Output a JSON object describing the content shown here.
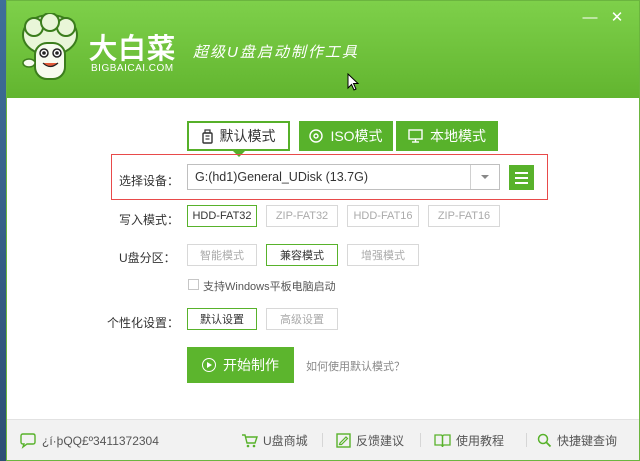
{
  "header": {
    "brand_cn": "大白菜",
    "brand_en": "BIGBAICAI.COM",
    "slogan": "超级U盘启动制作工具",
    "minimize": "—",
    "close": "✕"
  },
  "tabs": [
    {
      "label": "默认模式",
      "active": true
    },
    {
      "label": "ISO模式",
      "active": false
    },
    {
      "label": "本地模式",
      "active": false
    }
  ],
  "device": {
    "label": "选择设备：",
    "value": "G:(hd1)General_UDisk (13.7G)"
  },
  "write_mode": {
    "label": "写入模式：",
    "options": [
      "HDD-FAT32",
      "ZIP-FAT32",
      "HDD-FAT16",
      "ZIP-FAT16"
    ],
    "selected": "HDD-FAT32"
  },
  "partition": {
    "label": "U盘分区：",
    "options": [
      "智能模式",
      "兼容模式",
      "增强模式"
    ],
    "selected": "兼容模式"
  },
  "windows_tablet": {
    "label": "支持Windows平板电脑启动",
    "checked": false
  },
  "personalize": {
    "label": "个性化设置：",
    "options": [
      "默认设置",
      "高级设置"
    ],
    "selected": "默认设置"
  },
  "start_button": "开始制作",
  "help_link": "如何使用默认模式？",
  "footer": {
    "qq": "¿í·þQQ£º3411372304",
    "links": [
      "U盘商城",
      "反馈建议",
      "使用教程",
      "快捷键查询"
    ]
  },
  "colors": {
    "brand_green": "#58b22b",
    "header_green": "#7ed04a",
    "highlight_red": "#e84a4a"
  },
  "icons": [
    "mascot-logo",
    "usb-drive-icon",
    "disc-icon",
    "monitor-icon",
    "chevron-down-icon",
    "menu-icon",
    "play-icon",
    "chat-icon",
    "cart-icon",
    "feedback-icon",
    "book-icon",
    "search-icon"
  ]
}
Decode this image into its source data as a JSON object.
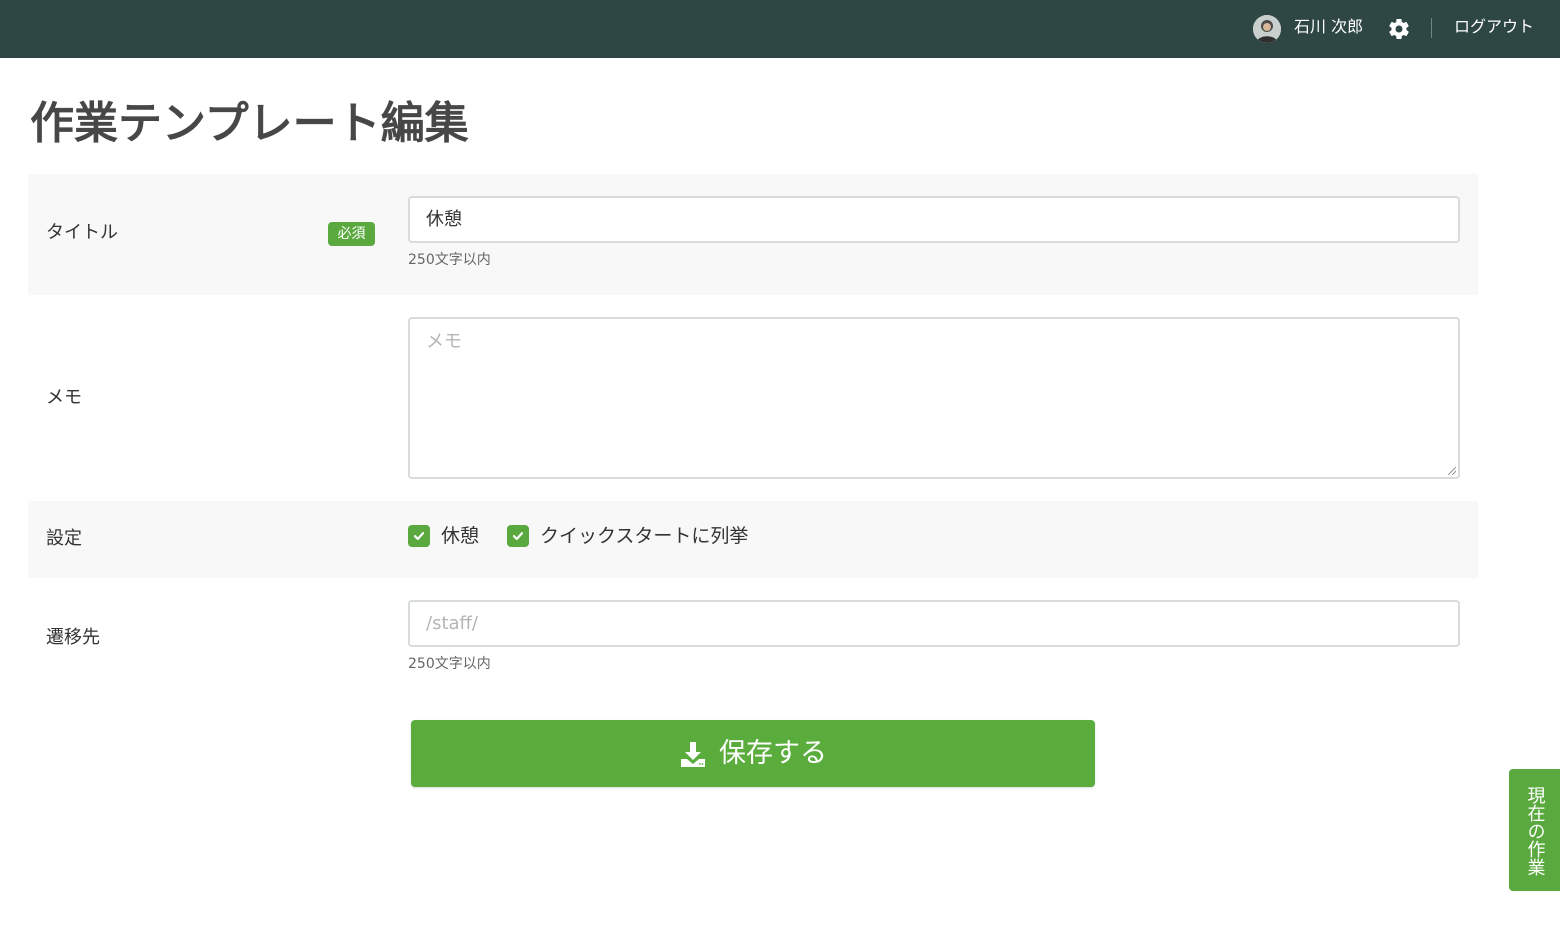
{
  "header": {
    "user_name": "石川 次郎",
    "logout_label": "ログアウト"
  },
  "page": {
    "title": "作業テンプレート編集"
  },
  "form": {
    "title_field": {
      "label": "タイトル",
      "required_badge": "必須",
      "value": "休憩",
      "help": "250文字以内"
    },
    "memo_field": {
      "label": "メモ",
      "placeholder": "メモ"
    },
    "settings_field": {
      "label": "設定",
      "options": [
        {
          "label": "休憩",
          "checked": true
        },
        {
          "label": "クイックスタートに列挙",
          "checked": true
        }
      ]
    },
    "destination_field": {
      "label": "遷移先",
      "placeholder": "/staff/",
      "help": "250文字以内"
    },
    "save_label": "保存する"
  },
  "side_tab": {
    "label": "現在の作業"
  },
  "colors": {
    "header_bg": "#2e4744",
    "accent_green": "#5aa93f"
  }
}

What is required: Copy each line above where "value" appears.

Exercise answer:
    "value": "G:(hd1)General_UDisk (13.7G)"
      "value": "休憩",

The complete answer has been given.